One of the ways to improve our English skills and vocabulary is to know, understand and try to use more idioms. Amy Gillett, the author of the book Speak English like an American mentioned that American English is full of idioms and we won’t learn these expressions from a standard textbook. She also mentioned that idioms add color to the language. This article compiles some idioms at work including the examples, meaning and the translation in Indonesian.
Idiom: costs an arm and a leg
Example: Everything in that shop costs an arm and a leg!
Meaning: very expensive
Translation in Indonesian: sangat mahal
Idiom: top dollar
Example: They charge top dollar.
Meaning: the highest end of price range; a lot of money
Translation in Indonesian: sangat/paling mahal
Idiom: give me the creeps!
Example: Their salespeople are very strange. They give me the creeps!
Meaning: to create a feeling of disgust or horror
Translation in Indonesian: membuat ngeri
Idiom: save the day
Example: Your marketing strategy will save the day!
Meaning: to prevent a disaster or misfortune
Translation in Indonesian: menghindari kegagalan atau kekurang mujuran
Idiom: real flop
Example: Your advertising campaign was a real flop!
Meaning: a failure
Translation in Indonesian: kegagalan
Idiom: go back to the drawing board
Example: Failures mean something if we use them as lessons to learn. Let’s go back to the drawing board!
Meaning: to start over because the last try failed; to start again from the beginning.
Translation in Indonesian: memulai lagi dari awal
Idiom: give an ax
Example: Please, don’t give me an ax!
Meaning: to fire someone
Translation in Indonesian: memecat
Idiom: put up with
Example: I can’t put up with her.

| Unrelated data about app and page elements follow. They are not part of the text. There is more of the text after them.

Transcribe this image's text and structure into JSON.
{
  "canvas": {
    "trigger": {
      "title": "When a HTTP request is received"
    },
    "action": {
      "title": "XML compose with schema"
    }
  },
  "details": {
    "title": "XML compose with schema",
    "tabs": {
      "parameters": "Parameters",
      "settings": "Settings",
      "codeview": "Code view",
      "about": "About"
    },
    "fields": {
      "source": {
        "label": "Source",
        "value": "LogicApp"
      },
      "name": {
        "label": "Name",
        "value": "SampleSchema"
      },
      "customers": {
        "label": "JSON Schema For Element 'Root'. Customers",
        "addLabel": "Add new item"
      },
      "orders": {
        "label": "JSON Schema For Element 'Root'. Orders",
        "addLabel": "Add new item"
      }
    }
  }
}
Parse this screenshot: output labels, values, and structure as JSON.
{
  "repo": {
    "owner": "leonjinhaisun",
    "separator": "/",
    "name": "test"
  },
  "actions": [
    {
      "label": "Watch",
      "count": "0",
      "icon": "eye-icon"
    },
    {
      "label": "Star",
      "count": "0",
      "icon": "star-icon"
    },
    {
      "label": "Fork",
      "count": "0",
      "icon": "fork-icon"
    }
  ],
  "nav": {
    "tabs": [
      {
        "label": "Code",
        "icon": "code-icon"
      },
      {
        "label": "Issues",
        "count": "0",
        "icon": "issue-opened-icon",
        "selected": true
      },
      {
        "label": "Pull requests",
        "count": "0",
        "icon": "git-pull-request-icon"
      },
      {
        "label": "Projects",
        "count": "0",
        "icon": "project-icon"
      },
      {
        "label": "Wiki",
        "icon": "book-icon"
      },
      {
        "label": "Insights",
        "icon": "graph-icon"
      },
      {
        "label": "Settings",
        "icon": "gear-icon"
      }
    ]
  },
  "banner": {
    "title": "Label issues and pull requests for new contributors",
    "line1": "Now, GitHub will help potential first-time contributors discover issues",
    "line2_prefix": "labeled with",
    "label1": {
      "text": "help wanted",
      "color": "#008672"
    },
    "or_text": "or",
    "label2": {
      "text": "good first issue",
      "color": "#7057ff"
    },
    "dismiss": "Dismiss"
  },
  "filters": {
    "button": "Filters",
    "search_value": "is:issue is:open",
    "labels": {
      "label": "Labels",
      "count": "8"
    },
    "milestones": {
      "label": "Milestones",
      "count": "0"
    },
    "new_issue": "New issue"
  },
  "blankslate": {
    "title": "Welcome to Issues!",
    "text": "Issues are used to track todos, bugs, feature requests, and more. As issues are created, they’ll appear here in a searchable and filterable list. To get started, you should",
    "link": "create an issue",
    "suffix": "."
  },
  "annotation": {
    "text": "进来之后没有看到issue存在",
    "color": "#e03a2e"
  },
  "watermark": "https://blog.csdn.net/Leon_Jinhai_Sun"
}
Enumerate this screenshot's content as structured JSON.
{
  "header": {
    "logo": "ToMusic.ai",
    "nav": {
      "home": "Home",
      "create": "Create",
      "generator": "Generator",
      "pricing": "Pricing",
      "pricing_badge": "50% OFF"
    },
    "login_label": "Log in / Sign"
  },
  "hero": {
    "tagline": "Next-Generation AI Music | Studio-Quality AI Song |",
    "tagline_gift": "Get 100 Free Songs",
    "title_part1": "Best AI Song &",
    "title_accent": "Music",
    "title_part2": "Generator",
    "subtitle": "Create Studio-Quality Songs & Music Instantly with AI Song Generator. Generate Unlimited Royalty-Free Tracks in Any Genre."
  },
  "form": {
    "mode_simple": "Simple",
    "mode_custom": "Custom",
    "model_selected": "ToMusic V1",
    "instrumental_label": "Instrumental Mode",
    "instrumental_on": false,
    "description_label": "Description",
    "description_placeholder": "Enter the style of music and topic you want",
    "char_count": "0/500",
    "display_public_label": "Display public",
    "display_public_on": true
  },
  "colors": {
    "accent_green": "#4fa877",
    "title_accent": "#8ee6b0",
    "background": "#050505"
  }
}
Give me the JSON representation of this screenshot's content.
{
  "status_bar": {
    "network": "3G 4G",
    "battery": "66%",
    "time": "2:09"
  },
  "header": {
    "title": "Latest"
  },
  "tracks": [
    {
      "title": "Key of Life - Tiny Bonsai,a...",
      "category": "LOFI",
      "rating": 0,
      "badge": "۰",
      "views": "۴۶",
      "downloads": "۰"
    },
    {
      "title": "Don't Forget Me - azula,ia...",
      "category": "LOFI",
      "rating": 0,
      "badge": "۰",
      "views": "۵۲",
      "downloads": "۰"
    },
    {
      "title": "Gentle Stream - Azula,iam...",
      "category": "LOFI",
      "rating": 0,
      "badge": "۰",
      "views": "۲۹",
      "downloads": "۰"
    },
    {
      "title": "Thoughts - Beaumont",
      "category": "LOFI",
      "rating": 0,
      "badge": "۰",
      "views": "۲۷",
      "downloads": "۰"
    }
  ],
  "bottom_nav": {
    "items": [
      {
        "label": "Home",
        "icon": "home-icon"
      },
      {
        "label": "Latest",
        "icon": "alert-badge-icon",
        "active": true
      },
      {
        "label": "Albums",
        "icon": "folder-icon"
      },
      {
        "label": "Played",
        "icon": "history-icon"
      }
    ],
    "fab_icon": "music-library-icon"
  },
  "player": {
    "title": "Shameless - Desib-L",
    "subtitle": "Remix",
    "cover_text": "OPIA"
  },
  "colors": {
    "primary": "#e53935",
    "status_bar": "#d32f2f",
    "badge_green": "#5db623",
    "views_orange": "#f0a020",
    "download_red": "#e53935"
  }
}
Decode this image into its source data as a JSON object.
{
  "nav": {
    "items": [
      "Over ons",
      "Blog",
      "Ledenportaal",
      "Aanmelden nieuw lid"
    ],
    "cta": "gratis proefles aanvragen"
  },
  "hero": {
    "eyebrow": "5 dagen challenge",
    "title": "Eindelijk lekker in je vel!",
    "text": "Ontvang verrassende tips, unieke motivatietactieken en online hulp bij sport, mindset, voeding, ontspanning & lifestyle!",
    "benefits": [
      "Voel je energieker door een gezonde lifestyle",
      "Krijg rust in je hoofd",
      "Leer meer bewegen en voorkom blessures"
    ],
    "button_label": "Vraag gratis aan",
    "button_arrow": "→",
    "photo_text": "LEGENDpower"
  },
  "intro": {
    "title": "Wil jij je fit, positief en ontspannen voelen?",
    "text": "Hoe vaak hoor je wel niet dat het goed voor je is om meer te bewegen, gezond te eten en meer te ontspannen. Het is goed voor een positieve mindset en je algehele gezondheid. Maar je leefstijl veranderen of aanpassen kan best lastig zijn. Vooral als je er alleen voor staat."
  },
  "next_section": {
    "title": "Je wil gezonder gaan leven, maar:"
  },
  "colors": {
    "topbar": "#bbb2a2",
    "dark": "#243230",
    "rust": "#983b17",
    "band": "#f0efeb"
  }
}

Meaning: to endure without complaint
Translation in Indonesian: bertahan dengan seseorang/sesuatu keadaan tanpa mengeluh
Idiom: dead-end job
Example: Good-bye to that dead-end job!
Meaning: a job that won’t lead to anything else
Translation in Indonesian: pekerjaan yang tidak menjanjikan
Idiom: go belly-up
Example: I am sorry to hear that he went belly-up.
Meaning: to go bankrupt
Translation in Indonesian: bangkrut
Gillett, Amy. 2004. Speak English Like An American. Michigan: Language Success Press.
Compiled and translated by Luh Windiari